Anyone else used this thing?  Let me know in the comments.

UPDATE: Google support got back to me, apparently this was an issue where by default the software assumed if you had any virtual machines on your computer that you were already using Google Music.  They have released a fix, so I'll be trying again soon.


Music Without A Net

Hello loyal readers.  I'd like to take a break from my usual spotty coverage of music and technology plus the occasional playlist to let you all know that next weekend, I will get not 1 but 2 opportunities to do one of my favorite things in the world:  perform musical improv in front of an audience.  And if you're going to be in New York City the weekend of May 20th, I'd love for you to come out and see me.

Friday May 20 @ 8:00 PM
Vox Pop Presents:  An Evening of Musical Improv

My 2-person group Vox Pop will be hosting an evening of musical improv, with a ton of amazing guest groups from the Big Apple.  Vox Pop performs an entirely sung show - every word you hear will be sung, every tune and lyric will be made up on the spot, and it will be entertaining as hell.  My co-star Karen Lange lives in Washington, DC, and I live in New York City, so we don't get to perform together as often as we'd like, which makes this show a big deal.  So come on out and see an event that's way more rare and entertaining than a triple rainbow or a super moon or any of that other crap.

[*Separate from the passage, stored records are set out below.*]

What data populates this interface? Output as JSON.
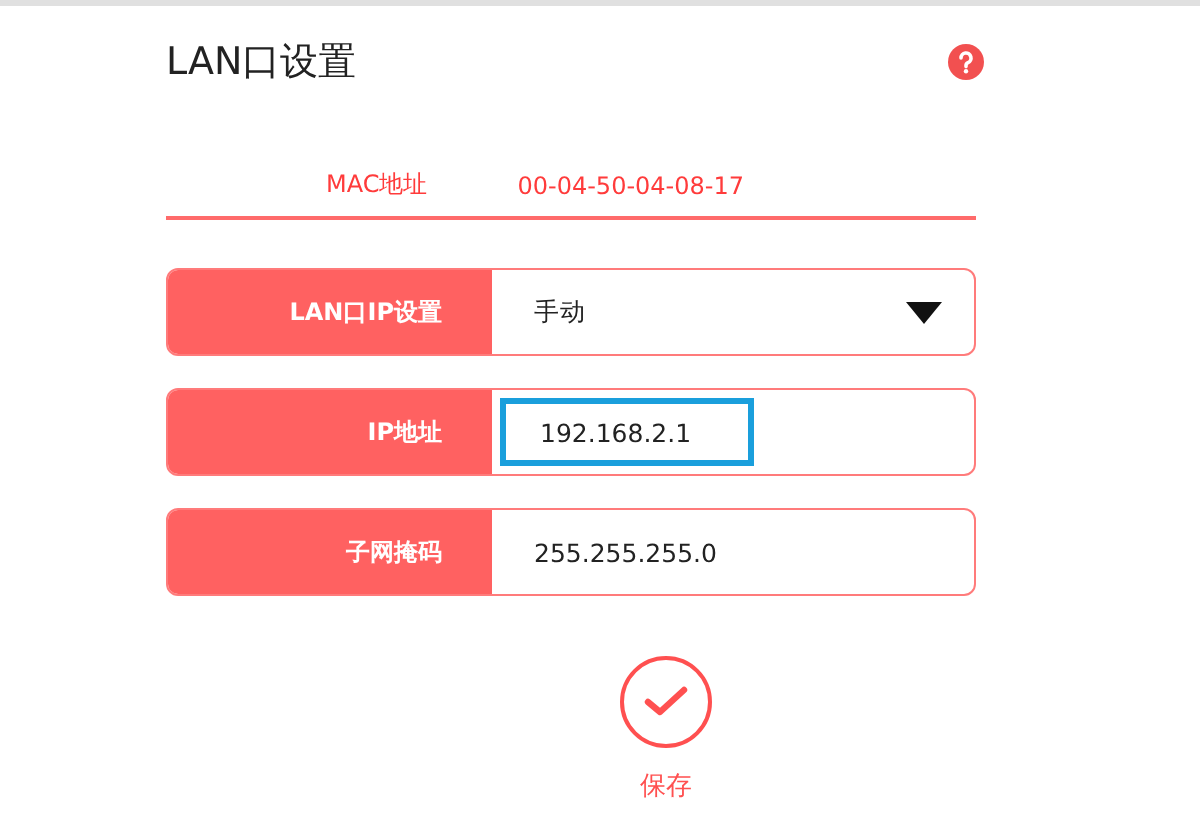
{
  "title": "LAN口设置",
  "mac": {
    "label": "MAC地址",
    "value": "00-04-50-04-08-17"
  },
  "fields": [
    {
      "kind": "select",
      "label": "LAN口IP设置",
      "value": "手动",
      "highlighted": false
    },
    {
      "kind": "input",
      "label": "IP地址",
      "value": "192.168.2.1",
      "highlighted": true
    },
    {
      "kind": "input",
      "label": "子网掩码",
      "value": "255.255.255.0",
      "highlighted": false
    }
  ],
  "save": {
    "label": "保存"
  }
}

Friday 5/20 8:00 PM
Theaterlab, Studio C

137 W. 14th St., btwn 6th & 7th
New York, NY
$10 - Tickets
More info

Saturday, May 21 @ ~ 8:00 PM
iMusical:  The REUNION Show!  (Part of the Queens Fringe Festival)

Washington DC's acclaimed iMusical is coming to New York to participate in the Queens Fringe Festival.  iMusical has performed to standing ovations up and down the east coast, and was called "spot on" by the Washington Post.  Despite these accolades, various cast members (including yours truly) have left the group over the years to pursue life in the Big Apple.  Well, on Saturday May 21st you can see these all-stars back together on stage for the first time in years.  This is bigger than [some awesome all-star sports game that I can't reference because I don't follow sports]!!!  You don't get a chance to see this many musical improv heavy-hitters on stage at the same time very often, folks, so don't pass it up.

Saturday 5/21
We are in a slot of groups which starts at 6:40 PM.  We're expected to go on around 8:00 PM.
The Secret Theatre
44-02 23rd St
Long Island City, NY
$15 for an all-day pass which also gets you $3 beers all day(!)
More info

I hope you can make it out to one or both of those shows, I can pretty much guarantee [Editor's note: not a guarantee] that they are going to be awesome.